DIRECTIONS FOR THIS TASK:
All that is needed is each line of the entries holding the word "title", copied as it stands.

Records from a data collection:
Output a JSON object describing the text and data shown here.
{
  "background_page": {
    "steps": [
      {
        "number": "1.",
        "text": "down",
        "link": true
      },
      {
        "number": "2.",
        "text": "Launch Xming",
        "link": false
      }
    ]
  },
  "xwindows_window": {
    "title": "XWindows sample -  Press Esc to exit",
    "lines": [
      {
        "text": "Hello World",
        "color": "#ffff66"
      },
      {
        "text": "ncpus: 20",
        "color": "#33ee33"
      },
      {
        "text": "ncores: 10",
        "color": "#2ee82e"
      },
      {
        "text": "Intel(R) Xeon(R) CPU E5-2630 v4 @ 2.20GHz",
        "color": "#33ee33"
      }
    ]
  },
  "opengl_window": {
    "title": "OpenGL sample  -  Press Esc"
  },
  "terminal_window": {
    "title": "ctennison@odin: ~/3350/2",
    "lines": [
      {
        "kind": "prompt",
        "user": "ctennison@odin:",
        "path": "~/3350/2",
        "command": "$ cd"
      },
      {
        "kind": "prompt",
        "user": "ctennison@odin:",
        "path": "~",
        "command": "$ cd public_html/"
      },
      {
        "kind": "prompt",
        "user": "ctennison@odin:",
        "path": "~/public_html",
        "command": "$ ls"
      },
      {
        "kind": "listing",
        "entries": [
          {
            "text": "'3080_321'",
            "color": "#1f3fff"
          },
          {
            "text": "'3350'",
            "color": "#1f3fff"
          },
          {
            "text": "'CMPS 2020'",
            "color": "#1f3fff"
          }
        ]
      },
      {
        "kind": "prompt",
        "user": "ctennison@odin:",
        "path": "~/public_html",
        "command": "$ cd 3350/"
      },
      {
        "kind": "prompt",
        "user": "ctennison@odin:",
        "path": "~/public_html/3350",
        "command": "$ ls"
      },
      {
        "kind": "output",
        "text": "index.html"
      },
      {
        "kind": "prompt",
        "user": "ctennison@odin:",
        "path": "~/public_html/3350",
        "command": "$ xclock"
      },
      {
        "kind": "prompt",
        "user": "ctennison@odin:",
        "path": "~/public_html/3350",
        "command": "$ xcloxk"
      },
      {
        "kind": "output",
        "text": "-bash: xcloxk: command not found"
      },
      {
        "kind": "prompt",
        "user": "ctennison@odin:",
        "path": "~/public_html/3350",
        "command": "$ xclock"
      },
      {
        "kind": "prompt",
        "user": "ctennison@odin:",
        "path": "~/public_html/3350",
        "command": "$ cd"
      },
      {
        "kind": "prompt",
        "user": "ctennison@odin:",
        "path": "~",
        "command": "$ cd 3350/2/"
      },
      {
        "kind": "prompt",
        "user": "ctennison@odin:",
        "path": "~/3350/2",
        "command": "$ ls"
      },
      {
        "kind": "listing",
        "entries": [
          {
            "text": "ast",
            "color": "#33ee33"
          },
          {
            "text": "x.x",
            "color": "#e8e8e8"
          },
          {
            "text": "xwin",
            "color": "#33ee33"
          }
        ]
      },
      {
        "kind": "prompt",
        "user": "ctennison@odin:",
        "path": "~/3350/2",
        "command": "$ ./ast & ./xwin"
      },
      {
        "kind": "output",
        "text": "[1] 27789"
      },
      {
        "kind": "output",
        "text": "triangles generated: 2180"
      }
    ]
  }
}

ANSWER:
    "title": "XWindows sample -  Press Esc to exit",
    "title": "OpenGL sample  -  Press Esc"
    "title": "ctennison@odin: ~/3350/2",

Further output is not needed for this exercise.